No one alive bore first-hand witness to the music played by African slaves in pre-Civil War New Orleans and, of course, no recordings exist. So the most Wynton Marsalis could have hoped to accomplish with his ambitious, two-hour, 14-movement Congo Square suite was not to approximate that unknown music but to evoke its spirit. Working solely with the Jazz at Lincoln Center Orchestra would not have done the trick. But by augmenting and juxtaposing the Western ensemble with Odadaa!, a nine-piece Ghanaian-rooted troupe of percussionists and vocalists led by septuagenarian Yacub Addy (who has been New York State-based for a couple of decades), Marsalis was able in their co-composed work to chart the emergence of modern American music by calling attention to the well from which it spouted.
This 2007 Montreal Jazz Festival performance, presented in its entirety without commentary (which would have been a valuable addition), is an ever-lively, multi-hued affair, rich in its historical implications and the parallels it draws: Watching and listening to the two entities collide and contrast, it’s not difficult to understand where jazz’s intrinsic freedom derived from. Congo Square (now a section of Louis Armstrong Park) was the only place where slaves were allowed to congregate and express themselves, and if the sparks generated by Odadaa! here are at all indicative of the feverishness that must have engulfed that small spot on the city’s map until the gatherings came to an end, the inevitability of jazz is put into greater perspective.
Marsalis’ role here is more facilitator than focal point.

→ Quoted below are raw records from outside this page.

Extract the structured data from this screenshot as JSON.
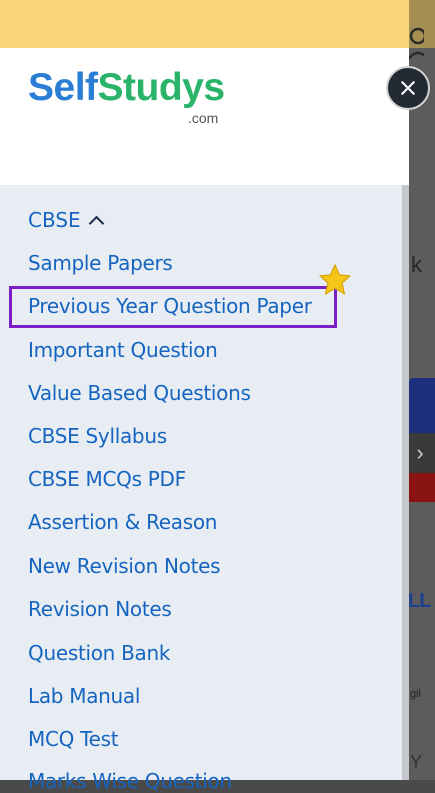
{
  "brand": {
    "name_part1": "Self",
    "name_part2": "Studys",
    "domain": ".com"
  },
  "menu": {
    "section_title": "CBSE",
    "items": [
      "Sample Papers",
      "Previous Year Question Paper",
      "Important Question",
      "Value Based Questions",
      "CBSE Syllabus",
      "CBSE MCQs PDF",
      "Assertion & Reason",
      "New Revision Notes",
      "Revision Notes",
      "Question Bank",
      "Lab Manual",
      "MCQ Test",
      "Marks Wise Question"
    ],
    "highlighted_item": "Previous Year Question Paper"
  },
  "background": {
    "partial_k": "k",
    "partial_ll": "LL",
    "partial_gil": "gil",
    "partial_y": "Y"
  },
  "colors": {
    "link": "#1565c0",
    "highlight_border": "#7b1fc4",
    "top_strip": "#f9d67a",
    "drawer_bg": "#e8edf4"
  }
}
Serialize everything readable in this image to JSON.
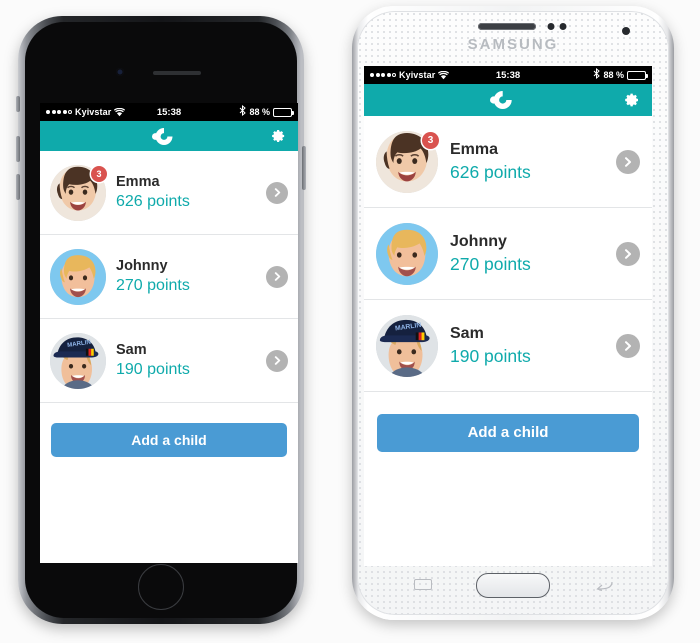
{
  "app": {
    "accent_teal": "#0faaab",
    "button_blue": "#4a9bd4",
    "badge_red": "#d9534f",
    "logo_name": "app-logo-circle-dot",
    "settings_label": "gear-icon"
  },
  "status_bar": {
    "carrier": "Kyivstar",
    "signal_dots_filled": 4,
    "signal_dots_total": 5,
    "wifi": "wifi-icon",
    "time": "15:38",
    "bluetooth": "bluetooth-icon",
    "battery_percent": "88 %",
    "battery_level": 88
  },
  "children": [
    {
      "name": "Emma",
      "points": "626 points",
      "badge": "3",
      "avatar": "girl-brown-hair-avatar"
    },
    {
      "name": "Johnny",
      "points": "270 points",
      "badge": "",
      "avatar": "boy-blond-hair-avatar"
    },
    {
      "name": "Sam",
      "points": "190 points",
      "badge": "",
      "avatar": "boy-blue-cap-avatar"
    }
  ],
  "add_child_button": "Add a child",
  "devices": {
    "iphone": {
      "name": "iPhone",
      "home_button": "home-button"
    },
    "samsung": {
      "name": "Samsung",
      "brand_text": "SAMSUNG",
      "home_button": "home-button"
    }
  }
}
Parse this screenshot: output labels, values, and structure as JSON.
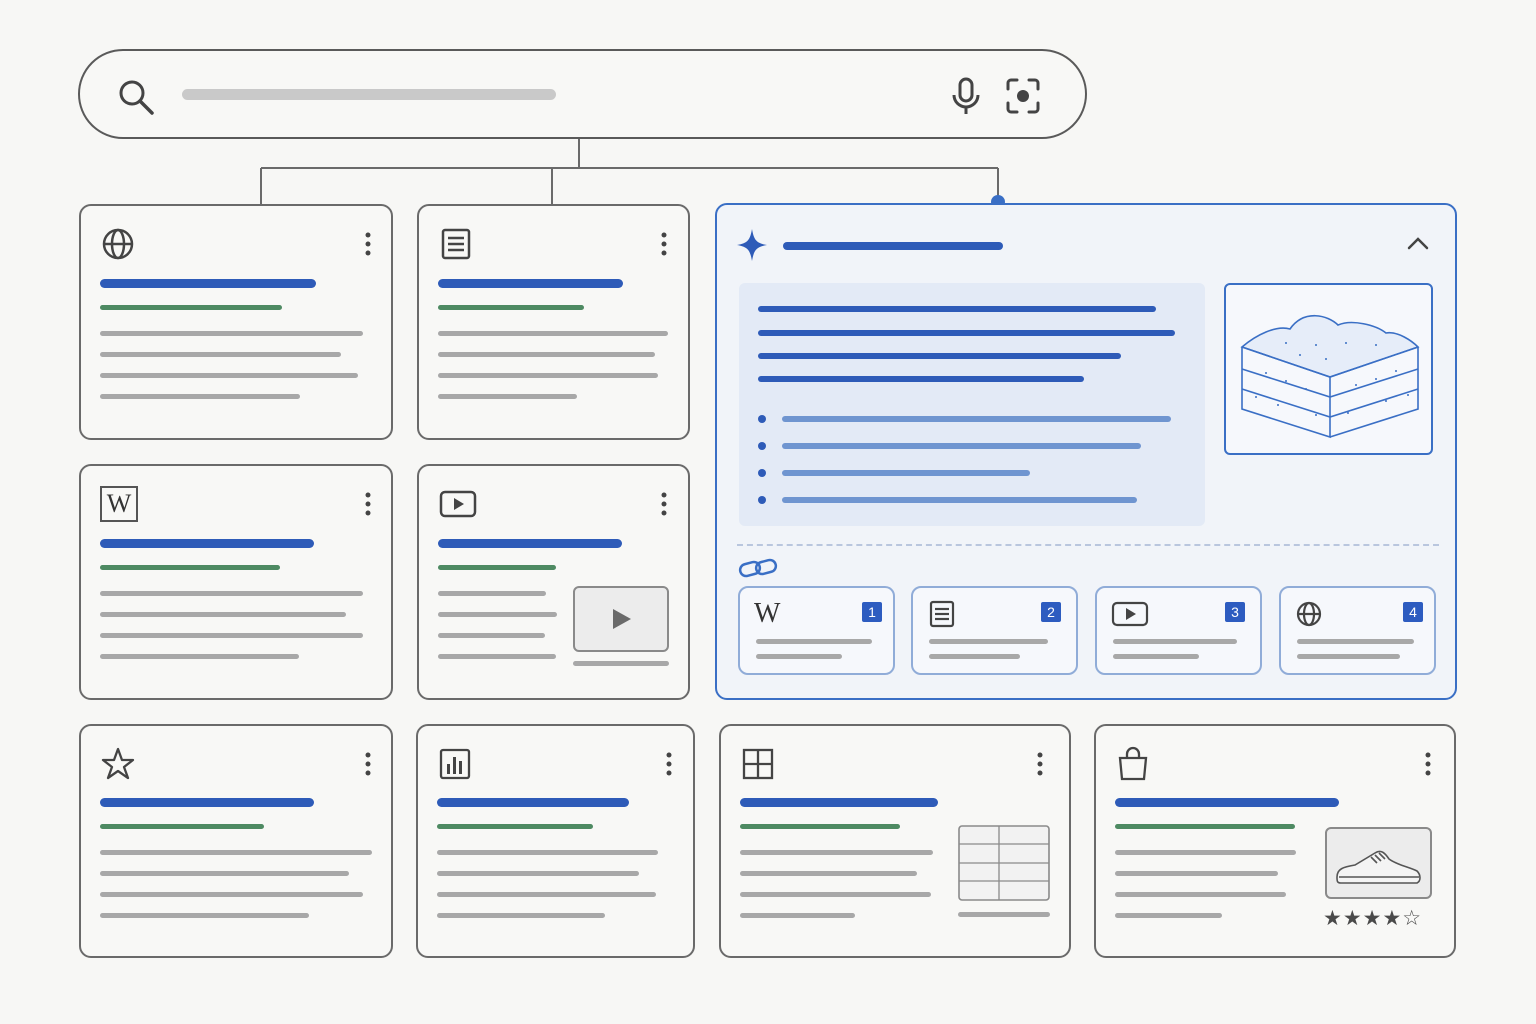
{
  "search": {
    "query": ""
  },
  "icons": {
    "search": "magnifier-icon",
    "mic": "microphone-icon",
    "lens": "camera-lens-icon",
    "web": "globe-icon",
    "article": "document-icon",
    "wiki": "wikipedia-icon",
    "video": "play-icon",
    "review": "star-icon",
    "chart": "bar-chart-icon",
    "table": "grid-icon",
    "shop": "shopping-bag-icon",
    "ai": "sparkle-icon",
    "collapse": "chevron-up-icon",
    "sources": "link-icon"
  },
  "cards": {
    "wiki": {
      "glyph": "W"
    }
  },
  "ai_overview": {
    "sources": [
      {
        "type": "wikipedia",
        "glyph": "W",
        "number": "1"
      },
      {
        "type": "document",
        "number": "2"
      },
      {
        "type": "video",
        "number": "3"
      },
      {
        "type": "web",
        "number": "4"
      }
    ]
  },
  "product": {
    "rating": 4,
    "rating_max": 5,
    "stars": "★★★★☆"
  },
  "colors": {
    "accent": "#2e5bb8",
    "url_green": "#4e8a62",
    "ai_border": "#3a6fc5"
  }
}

Although he takes the occasional solo and sometimes joins the trumpet section, he spends as much, if not more, time conducting, dancing in place and basking. Not at first though—only a few minutes into “Ring Shout,” the introductory number, Marsalis is disarmingly rapping abut Katrina (“Shame on FEMA, shame on the Red Cross, shame on the administration, all over this land”), threatening to go hokey. But by “Libation,” the third track, patterns are established as the orchestra—often more Ellington than Armstrong—comes out swinging and the Africans ramp up the rhythm and bring on the funk.
Solos, though they arrive frequently enough, are a negligible component of the performance. More important are the bridges erected. In “Adjeseke,” call-and-response vocal led by Obuamah Laud Addy cozies up to rolling piano and brass comping, while in “Hedzole Baba,” Odadaa!’s hammering, polyrhythmic drumming gives the orchestra reason to kick up the swing an extra notch. “Place Congo,” all bustling, cowbell-powered, drum-circle rhythm; and “Logo Talk,” with its synced hand drums and chanted vocals, blasts of trombones and traps, and orchestral bursts, come closest to achieving the synthesis Marsalis had in mind.
Only “It Never Goes Away,” with its English-language pop/blues vocal by Cynthia Gonzalez, feels wrong, a gratuitous nod, perhaps, to those audience members who expected an orchestra to do what orchestras do. And “Sanctified Blues,” some 15 minutes of tropical sway, drags the proceedings toward the end. But unlike many of Marsalis’ creations, Congo Square gains currency from its imperfections. Its aspirations are higher than flawlessness.